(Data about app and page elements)
┌────────

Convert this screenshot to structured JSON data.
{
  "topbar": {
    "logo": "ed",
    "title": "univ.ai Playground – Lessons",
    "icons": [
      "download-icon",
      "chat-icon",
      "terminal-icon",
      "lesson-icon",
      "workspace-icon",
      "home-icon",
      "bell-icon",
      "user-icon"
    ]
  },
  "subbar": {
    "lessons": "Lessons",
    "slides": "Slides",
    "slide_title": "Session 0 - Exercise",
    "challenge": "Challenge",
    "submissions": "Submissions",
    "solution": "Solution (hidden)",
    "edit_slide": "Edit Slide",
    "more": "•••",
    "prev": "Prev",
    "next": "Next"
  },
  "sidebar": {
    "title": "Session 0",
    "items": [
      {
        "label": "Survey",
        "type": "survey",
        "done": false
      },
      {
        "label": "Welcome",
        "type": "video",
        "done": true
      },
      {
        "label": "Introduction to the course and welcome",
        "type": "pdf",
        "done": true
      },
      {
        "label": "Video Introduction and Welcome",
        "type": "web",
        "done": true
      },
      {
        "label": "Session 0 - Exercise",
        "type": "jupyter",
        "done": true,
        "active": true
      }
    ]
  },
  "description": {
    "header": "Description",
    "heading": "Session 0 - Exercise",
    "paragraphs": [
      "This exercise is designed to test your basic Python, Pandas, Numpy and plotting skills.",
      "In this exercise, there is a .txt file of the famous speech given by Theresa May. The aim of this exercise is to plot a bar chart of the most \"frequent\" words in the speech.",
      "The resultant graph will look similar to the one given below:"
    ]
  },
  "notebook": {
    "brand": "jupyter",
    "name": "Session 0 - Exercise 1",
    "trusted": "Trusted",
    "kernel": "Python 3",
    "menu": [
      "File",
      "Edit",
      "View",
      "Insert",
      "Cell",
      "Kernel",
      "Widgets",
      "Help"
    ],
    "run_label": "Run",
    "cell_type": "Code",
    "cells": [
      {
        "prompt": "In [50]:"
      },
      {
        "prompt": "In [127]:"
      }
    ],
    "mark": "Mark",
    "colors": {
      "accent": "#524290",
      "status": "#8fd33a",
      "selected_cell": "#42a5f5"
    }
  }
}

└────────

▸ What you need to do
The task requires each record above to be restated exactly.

▸ Output for this task
Convert this screenshot to structured JSON data.
{
  "topbar": {
    "logo": "ed",
    "title": "univ.ai Playground – Lessons",
    "icons": [
      "download-icon",
      "chat-icon",
      "terminal-icon",
      "lesson-icon",
      "workspace-icon",
      "home-icon",
      "bell-icon",
      "user-icon"
    ]
  },
  "subbar": {
    "lessons": "Lessons",
    "slides": "Slides",
    "slide_title": "Session 0 - Exercise",
    "challenge": "Challenge",
    "submissions": "Submissions",
    "solution": "Solution (hidden)",
    "edit_slide": "Edit Slide",
    "more": "•••",
    "prev": "Prev",
    "next": "Next"
  },
  "sidebar": {
    "title": "Session 0",
    "items": [
      {
        "label": "Survey",
        "type": "survey",
        "done": false
      },
      {
        "label": "Welcome",
        "type": "video",
        "done": true
      },
      {
        "label": "Introduction to the course and welcome",
        "type": "pdf",
        "done": true
      },
      {
        "label": "Video Introduction and Welcome",
        "type": "web",
        "done": true
      },
      {
        "label": "Session 0 - Exercise",
        "type": "jupyter",
        "done": true,
        "active": true
      }
    ]
  },
  "description": {
    "header": "Description",
    "heading": "Session 0 - Exercise",
    "paragraphs": [
      "This exercise is designed to test your basic Python, Pandas, Numpy and plotting skills.",
      "In this exercise, there is a .txt file of the famous speech given by Theresa May. The aim of this exercise is to plot a bar chart of the most \"frequent\" words in the speech.",
      "The resultant graph will look similar to the one given below:"
    ]
  },
  "notebook": {
    "brand": "jupyter",
    "name": "Session 0 - Exercise 1",
    "trusted": "Trusted",
    "kernel": "Python 3",
    "menu": [
      "File",
      "Edit",
      "View",
      "Insert",
      "Cell",
      "Kernel",
      "Widgets",
      "Help"
    ],
    "run_label": "Run",
    "cell_type": "Code",
    "cells": [
      {
        "prompt": "In [50]:"
      },
      {
        "prompt": "In [127]:"
      }
    ],
    "mark": "Mark",
    "colors": {
      "accent": "#524290",
      "status": "#8fd33a",
      "selected_cell": "#42a5f5"
    }
  }
}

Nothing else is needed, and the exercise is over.